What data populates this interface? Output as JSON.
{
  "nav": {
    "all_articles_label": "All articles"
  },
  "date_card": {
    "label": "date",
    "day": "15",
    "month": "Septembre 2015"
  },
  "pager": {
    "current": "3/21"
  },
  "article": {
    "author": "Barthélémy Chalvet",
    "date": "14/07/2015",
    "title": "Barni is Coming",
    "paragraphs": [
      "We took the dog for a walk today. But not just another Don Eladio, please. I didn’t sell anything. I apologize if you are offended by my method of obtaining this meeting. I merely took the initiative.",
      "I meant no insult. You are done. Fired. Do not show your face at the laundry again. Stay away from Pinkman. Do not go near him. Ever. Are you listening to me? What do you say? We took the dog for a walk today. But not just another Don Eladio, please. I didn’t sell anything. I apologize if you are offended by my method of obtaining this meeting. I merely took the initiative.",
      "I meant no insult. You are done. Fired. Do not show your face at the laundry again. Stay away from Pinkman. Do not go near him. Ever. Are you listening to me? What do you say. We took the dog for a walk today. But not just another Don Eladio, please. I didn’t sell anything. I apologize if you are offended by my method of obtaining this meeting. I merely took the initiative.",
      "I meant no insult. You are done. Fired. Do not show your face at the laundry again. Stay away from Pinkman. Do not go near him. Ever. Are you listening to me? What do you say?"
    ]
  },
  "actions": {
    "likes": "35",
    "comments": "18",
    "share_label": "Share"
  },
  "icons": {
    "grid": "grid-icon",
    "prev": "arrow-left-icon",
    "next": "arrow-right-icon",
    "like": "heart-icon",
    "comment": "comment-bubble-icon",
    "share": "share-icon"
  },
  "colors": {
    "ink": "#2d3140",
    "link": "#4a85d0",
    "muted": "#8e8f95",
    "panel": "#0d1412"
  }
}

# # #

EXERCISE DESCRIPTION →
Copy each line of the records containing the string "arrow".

WRITTEN REPLY →
    "prev": "arrow-left-icon",
    "next": "arrow-right-icon",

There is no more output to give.